> What the task asks:
When a line below contains the string "text", show that line.

> Recorded data:

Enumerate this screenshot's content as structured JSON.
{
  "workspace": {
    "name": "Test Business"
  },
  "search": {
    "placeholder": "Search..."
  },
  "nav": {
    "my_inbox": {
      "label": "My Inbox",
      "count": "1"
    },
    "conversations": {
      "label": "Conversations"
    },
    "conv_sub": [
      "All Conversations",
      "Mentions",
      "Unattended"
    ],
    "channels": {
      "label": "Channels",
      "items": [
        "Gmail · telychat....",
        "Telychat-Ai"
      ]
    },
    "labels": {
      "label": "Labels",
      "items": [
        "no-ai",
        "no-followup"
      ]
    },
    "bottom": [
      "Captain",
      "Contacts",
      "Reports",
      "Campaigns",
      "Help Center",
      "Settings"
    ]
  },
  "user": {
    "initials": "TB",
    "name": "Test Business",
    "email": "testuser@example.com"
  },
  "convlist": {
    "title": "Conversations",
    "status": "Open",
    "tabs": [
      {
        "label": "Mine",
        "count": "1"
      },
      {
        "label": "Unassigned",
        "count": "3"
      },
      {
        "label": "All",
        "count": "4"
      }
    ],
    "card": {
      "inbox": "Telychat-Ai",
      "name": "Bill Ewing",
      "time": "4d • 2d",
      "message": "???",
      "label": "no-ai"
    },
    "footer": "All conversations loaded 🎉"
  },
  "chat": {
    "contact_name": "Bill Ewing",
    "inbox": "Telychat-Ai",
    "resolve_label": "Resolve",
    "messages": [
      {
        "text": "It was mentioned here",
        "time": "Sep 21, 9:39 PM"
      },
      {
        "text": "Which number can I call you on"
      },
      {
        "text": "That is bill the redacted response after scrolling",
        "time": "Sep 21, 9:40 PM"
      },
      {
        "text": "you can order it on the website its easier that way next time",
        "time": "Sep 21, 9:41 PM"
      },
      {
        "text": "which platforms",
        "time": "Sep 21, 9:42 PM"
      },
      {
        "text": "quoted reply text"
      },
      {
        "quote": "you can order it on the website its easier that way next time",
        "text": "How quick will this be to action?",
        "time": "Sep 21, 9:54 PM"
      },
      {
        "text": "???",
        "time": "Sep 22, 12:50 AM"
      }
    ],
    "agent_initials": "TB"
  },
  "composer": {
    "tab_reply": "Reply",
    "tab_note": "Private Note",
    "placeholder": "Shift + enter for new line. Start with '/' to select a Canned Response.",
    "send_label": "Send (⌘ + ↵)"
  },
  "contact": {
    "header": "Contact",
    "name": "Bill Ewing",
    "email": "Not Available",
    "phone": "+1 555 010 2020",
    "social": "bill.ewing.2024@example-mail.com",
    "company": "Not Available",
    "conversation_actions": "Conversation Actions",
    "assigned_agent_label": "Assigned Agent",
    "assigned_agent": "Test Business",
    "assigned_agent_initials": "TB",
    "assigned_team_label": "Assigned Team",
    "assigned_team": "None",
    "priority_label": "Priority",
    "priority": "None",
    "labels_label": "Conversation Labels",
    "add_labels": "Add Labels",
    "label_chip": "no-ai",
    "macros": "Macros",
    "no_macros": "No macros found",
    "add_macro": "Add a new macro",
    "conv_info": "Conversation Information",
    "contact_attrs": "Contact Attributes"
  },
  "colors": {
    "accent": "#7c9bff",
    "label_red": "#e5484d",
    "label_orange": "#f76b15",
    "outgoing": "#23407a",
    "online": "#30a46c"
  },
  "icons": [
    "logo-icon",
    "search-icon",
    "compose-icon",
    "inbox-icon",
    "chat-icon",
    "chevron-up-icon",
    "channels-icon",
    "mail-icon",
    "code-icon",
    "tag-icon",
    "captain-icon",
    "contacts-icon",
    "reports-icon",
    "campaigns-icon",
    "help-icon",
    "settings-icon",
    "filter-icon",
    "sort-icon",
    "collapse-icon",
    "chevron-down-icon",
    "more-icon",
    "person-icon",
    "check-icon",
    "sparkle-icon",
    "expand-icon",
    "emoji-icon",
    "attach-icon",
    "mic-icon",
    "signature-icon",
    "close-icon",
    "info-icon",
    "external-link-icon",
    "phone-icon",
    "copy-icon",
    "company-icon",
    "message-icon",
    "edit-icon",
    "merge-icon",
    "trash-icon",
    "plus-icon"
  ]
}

> Your response:
        "text": "It was mentioned here",
        "text": "Which number can I call you on"
        "text": "That is bill the redacted response after scrolling",
        "text": "you can order it on the website its easier that way next time",
        "text": "which platforms",
        "text": "quoted reply text"
        "text": "How quick will this be to action?",
        "text": "???",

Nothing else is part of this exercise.